EXERCISE DIRECTIONS:
Please copy out every line in the records below that includes the word "this".

INPUT:

+--

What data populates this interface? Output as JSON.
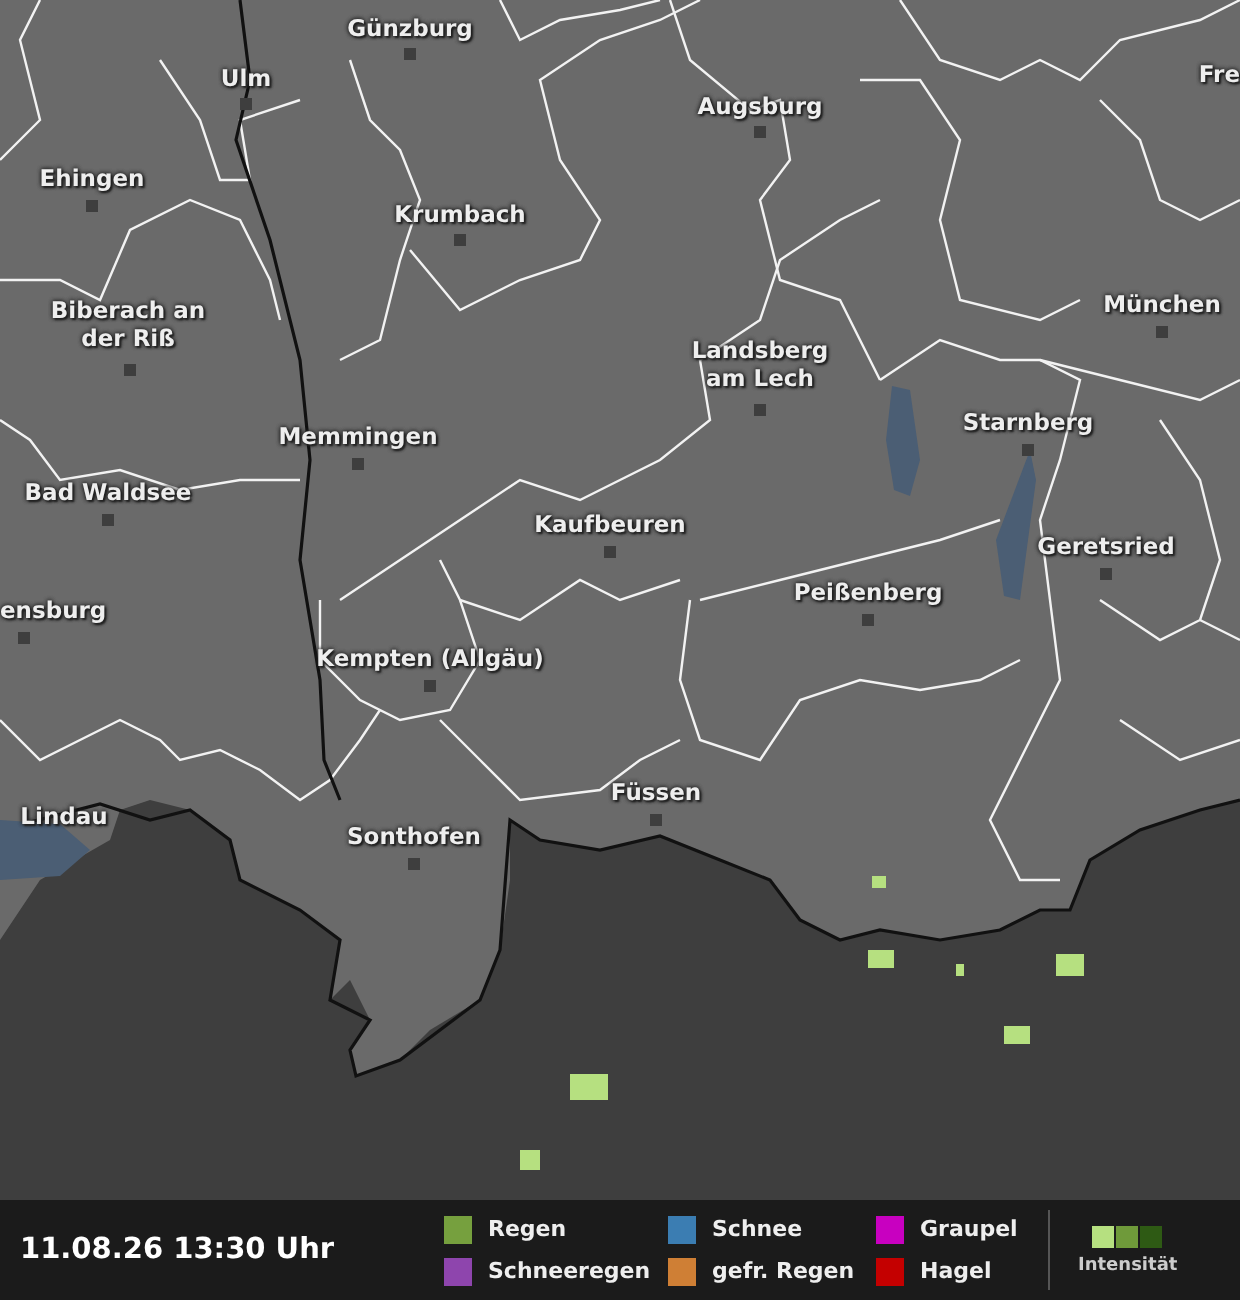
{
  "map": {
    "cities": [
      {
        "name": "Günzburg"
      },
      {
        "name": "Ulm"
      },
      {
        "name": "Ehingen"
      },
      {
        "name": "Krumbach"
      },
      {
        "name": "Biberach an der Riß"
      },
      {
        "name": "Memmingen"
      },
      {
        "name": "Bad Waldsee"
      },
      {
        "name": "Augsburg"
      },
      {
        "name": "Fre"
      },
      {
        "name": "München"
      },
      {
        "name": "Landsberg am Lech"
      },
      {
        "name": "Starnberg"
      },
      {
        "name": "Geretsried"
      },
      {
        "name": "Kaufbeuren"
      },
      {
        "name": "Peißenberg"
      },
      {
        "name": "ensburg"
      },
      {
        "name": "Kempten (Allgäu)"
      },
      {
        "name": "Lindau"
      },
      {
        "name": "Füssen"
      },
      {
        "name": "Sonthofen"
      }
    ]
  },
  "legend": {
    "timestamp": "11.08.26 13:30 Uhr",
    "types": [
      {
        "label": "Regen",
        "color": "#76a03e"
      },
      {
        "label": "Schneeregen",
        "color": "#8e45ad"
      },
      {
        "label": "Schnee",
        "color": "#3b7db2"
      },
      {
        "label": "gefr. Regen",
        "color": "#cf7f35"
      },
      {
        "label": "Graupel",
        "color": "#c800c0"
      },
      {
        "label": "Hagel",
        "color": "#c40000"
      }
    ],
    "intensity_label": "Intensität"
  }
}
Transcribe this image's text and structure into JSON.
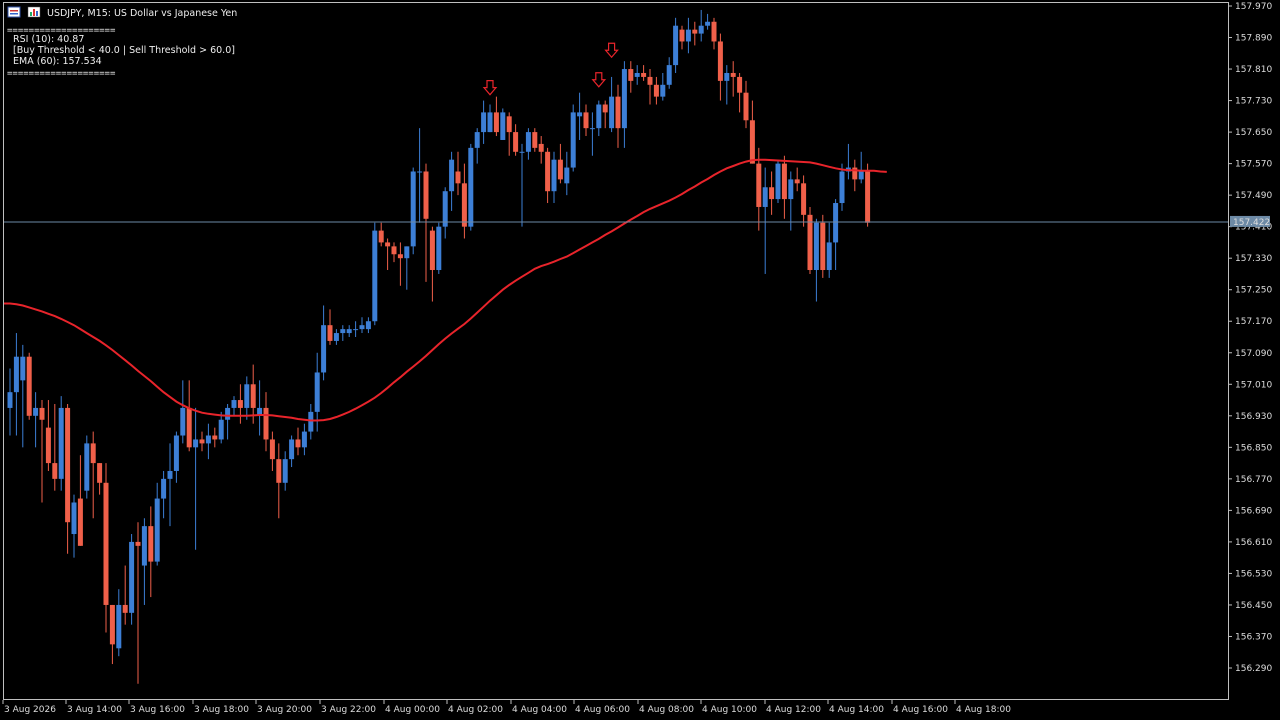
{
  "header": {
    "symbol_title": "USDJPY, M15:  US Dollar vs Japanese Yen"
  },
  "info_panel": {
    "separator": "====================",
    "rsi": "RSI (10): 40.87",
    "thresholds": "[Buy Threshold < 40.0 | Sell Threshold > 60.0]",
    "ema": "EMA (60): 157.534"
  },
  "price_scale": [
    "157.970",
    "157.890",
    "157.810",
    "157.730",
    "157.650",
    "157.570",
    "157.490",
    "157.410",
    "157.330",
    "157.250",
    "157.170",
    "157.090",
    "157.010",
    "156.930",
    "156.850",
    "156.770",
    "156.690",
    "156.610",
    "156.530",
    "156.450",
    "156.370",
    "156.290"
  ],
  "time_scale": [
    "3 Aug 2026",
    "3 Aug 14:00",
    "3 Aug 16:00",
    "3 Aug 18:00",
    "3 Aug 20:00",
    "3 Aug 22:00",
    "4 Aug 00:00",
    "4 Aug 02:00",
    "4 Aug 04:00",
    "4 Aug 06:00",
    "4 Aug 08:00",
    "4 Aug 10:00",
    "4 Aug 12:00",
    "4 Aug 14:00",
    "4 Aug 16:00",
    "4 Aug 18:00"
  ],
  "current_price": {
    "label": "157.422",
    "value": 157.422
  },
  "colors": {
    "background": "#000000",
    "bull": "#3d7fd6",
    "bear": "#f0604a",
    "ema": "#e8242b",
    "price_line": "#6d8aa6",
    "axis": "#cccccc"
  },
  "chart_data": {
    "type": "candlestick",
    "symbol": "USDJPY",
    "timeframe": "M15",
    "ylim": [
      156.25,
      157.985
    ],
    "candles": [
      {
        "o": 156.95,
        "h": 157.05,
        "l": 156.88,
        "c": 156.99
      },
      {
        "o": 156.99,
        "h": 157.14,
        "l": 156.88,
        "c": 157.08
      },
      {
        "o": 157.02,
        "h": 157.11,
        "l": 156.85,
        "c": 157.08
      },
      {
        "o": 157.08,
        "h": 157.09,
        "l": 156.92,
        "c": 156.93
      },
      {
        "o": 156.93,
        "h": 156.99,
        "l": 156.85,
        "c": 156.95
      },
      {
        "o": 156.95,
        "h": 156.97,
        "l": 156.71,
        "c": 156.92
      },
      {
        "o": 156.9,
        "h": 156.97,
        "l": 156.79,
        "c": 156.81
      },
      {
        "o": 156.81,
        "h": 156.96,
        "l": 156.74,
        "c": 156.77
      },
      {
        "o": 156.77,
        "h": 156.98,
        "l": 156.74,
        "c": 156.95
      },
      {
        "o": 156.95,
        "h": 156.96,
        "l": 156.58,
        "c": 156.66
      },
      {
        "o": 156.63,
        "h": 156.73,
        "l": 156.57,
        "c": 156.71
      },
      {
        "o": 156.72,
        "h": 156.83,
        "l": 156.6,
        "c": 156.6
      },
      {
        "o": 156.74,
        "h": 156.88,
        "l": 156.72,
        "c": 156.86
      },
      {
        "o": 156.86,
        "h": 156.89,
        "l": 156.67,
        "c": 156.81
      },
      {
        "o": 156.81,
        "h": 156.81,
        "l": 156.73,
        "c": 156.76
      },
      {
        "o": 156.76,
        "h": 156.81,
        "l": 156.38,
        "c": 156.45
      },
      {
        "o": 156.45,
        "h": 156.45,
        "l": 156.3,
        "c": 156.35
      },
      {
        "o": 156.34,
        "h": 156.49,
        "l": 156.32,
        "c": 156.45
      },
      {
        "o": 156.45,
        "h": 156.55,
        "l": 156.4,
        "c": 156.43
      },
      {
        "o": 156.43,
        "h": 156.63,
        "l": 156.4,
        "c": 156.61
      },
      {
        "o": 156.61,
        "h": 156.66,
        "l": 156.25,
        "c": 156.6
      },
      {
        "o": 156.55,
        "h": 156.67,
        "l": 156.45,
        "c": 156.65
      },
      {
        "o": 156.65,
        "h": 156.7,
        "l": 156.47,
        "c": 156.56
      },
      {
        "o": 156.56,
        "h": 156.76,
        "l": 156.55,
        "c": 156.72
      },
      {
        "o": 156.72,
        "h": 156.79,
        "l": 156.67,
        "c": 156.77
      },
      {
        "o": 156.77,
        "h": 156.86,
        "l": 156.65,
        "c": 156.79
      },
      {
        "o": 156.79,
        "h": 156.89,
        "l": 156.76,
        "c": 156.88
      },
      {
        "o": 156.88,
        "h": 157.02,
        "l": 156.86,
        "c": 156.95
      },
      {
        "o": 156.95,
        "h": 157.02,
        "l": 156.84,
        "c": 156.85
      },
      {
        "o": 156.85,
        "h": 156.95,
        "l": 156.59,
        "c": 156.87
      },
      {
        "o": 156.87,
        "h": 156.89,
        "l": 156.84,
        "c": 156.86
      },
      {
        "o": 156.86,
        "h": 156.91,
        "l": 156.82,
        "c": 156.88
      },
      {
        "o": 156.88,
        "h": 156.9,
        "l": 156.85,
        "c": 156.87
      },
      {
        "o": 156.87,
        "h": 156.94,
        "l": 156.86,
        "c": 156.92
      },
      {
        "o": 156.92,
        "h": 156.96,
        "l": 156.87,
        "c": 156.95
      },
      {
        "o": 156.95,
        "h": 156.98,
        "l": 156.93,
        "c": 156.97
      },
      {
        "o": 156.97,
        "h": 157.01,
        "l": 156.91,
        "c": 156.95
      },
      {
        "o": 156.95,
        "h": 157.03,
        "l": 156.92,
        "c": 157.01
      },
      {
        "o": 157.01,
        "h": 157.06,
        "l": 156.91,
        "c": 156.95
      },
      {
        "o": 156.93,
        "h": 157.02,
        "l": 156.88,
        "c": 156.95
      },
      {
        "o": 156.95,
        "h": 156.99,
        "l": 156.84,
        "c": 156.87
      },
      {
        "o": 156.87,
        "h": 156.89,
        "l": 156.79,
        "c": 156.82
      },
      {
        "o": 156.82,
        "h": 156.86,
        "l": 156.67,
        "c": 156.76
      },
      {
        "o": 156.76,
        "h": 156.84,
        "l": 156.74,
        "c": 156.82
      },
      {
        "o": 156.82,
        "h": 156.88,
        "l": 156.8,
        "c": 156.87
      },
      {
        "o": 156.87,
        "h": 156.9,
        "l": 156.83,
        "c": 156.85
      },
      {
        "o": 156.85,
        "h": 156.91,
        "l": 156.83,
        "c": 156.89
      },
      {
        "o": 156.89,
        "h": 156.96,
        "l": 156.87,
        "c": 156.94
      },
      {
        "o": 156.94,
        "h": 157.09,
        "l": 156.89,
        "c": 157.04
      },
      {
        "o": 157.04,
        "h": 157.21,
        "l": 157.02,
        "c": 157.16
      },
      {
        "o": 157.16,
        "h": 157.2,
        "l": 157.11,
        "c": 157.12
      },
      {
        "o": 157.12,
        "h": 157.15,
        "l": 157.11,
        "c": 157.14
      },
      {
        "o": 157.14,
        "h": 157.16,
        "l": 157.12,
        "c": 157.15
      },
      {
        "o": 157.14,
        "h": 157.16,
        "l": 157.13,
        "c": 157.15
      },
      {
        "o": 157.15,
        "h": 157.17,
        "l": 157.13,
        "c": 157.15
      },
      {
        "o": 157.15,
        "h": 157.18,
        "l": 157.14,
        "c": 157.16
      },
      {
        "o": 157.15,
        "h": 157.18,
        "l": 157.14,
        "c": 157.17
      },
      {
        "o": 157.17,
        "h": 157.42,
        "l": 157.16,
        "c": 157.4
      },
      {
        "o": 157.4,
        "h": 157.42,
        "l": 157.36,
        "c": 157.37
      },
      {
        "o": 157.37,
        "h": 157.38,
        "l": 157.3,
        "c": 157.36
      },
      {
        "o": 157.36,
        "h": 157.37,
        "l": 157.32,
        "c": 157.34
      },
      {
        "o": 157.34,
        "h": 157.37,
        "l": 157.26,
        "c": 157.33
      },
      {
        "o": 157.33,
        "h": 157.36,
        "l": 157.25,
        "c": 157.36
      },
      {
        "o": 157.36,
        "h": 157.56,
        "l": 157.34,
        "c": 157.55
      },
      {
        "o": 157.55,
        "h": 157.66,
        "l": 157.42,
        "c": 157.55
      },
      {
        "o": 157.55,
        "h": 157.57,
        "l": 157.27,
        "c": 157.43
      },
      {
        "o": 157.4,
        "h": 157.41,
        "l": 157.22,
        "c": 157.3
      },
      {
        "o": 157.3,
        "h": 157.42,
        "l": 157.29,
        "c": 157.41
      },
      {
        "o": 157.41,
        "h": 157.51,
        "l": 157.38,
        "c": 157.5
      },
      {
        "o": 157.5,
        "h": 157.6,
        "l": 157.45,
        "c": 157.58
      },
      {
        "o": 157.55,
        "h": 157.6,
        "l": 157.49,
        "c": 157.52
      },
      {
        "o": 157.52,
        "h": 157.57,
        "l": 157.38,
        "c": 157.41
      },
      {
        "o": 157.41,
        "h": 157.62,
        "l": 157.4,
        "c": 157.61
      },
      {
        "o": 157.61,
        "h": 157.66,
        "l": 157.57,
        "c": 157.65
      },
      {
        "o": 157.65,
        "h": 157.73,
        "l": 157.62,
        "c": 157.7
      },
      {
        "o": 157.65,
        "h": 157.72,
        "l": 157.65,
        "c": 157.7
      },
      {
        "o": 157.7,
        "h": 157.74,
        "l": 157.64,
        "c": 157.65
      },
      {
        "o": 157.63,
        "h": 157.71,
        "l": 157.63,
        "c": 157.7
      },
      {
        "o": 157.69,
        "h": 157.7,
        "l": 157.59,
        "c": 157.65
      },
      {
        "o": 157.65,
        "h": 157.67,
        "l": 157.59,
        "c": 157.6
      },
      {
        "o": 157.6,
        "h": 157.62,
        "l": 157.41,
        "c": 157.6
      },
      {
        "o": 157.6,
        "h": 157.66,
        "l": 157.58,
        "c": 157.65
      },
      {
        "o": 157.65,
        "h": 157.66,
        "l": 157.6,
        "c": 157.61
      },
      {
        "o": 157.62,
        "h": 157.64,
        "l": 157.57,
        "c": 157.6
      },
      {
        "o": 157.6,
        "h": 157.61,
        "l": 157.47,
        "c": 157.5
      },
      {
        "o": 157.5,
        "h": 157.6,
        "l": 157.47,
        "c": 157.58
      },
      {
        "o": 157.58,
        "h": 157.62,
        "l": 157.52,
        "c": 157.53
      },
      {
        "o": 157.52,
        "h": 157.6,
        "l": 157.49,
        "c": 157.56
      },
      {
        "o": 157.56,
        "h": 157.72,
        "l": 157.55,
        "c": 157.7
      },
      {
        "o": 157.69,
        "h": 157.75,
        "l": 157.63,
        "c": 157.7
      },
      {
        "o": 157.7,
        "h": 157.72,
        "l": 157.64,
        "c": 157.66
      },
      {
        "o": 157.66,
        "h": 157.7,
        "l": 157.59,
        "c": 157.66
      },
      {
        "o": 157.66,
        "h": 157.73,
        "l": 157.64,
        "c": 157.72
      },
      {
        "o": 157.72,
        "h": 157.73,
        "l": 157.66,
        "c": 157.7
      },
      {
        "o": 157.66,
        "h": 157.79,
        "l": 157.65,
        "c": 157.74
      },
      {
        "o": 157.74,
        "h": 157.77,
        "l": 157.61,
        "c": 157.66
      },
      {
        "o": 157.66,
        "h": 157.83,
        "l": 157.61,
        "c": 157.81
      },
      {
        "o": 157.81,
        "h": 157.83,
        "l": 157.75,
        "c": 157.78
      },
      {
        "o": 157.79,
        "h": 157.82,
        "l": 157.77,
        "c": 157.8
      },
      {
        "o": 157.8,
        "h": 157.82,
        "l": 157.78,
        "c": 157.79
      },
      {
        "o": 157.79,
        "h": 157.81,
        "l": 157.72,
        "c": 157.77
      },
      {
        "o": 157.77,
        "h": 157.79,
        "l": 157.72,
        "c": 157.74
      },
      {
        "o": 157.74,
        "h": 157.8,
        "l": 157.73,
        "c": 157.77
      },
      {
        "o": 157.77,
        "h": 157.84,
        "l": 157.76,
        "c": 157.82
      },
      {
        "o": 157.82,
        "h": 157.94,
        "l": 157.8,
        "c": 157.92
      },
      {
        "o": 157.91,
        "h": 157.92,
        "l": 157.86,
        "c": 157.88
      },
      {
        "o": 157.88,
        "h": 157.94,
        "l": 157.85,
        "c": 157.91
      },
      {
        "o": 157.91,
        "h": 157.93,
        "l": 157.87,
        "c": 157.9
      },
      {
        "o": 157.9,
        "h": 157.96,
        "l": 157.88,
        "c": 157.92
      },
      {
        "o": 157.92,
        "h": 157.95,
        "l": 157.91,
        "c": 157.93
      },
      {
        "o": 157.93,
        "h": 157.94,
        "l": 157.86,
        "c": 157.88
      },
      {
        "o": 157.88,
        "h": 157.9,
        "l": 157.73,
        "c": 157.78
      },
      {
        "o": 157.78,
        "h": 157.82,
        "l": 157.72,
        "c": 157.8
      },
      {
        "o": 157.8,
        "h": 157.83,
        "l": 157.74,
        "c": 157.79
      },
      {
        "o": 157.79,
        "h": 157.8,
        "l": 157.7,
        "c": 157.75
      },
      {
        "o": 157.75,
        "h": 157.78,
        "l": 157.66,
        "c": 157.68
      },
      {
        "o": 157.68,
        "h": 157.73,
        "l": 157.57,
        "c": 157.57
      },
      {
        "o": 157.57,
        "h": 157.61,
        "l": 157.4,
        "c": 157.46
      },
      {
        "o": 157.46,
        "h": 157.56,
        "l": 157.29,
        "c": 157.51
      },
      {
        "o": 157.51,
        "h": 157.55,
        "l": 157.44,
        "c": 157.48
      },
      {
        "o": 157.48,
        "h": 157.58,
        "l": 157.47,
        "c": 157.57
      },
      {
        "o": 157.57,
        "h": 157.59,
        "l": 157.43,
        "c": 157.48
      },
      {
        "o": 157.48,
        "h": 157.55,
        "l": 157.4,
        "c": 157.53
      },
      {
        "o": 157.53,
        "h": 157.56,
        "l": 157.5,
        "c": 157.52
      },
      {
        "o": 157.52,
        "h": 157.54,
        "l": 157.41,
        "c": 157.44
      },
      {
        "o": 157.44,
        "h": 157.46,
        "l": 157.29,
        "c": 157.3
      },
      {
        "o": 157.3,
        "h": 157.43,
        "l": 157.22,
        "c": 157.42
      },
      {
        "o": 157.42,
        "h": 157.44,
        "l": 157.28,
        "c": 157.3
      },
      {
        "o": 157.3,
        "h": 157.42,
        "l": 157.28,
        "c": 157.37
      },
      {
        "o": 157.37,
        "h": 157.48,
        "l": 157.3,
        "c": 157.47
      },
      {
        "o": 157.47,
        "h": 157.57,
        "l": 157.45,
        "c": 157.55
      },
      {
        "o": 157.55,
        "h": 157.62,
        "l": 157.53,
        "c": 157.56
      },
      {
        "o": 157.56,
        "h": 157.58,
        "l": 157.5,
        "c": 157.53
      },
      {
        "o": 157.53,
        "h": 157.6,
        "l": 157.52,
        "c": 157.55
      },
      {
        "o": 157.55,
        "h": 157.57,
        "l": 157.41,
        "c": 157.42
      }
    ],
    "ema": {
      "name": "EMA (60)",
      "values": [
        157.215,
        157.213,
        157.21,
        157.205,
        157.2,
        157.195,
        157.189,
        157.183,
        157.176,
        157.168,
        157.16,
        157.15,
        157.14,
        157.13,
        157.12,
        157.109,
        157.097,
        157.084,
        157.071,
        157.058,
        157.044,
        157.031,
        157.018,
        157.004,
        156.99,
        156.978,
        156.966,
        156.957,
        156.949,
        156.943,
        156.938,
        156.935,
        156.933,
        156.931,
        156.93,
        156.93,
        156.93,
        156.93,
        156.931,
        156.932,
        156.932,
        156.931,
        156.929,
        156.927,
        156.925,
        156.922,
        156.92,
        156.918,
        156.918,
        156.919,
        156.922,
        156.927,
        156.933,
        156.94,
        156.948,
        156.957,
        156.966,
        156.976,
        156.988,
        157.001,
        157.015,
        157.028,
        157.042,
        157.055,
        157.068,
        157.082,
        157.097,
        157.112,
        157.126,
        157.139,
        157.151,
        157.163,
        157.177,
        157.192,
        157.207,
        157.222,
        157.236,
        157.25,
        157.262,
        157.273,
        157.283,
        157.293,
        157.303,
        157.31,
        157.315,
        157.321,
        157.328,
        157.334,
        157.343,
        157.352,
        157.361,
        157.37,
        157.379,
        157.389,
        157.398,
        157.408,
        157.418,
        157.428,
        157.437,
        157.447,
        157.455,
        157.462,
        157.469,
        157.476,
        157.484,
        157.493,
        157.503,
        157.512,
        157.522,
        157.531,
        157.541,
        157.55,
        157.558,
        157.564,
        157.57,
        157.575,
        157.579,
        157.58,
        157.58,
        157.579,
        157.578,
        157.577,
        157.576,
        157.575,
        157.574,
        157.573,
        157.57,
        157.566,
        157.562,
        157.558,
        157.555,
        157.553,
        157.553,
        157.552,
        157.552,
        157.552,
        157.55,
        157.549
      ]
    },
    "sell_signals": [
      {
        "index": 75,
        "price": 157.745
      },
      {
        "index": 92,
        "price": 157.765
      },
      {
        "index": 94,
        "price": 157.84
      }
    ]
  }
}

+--

SOLUTION:
What data populates this interface? Output as JSON.
Transcribe this image's text and structure into JSON.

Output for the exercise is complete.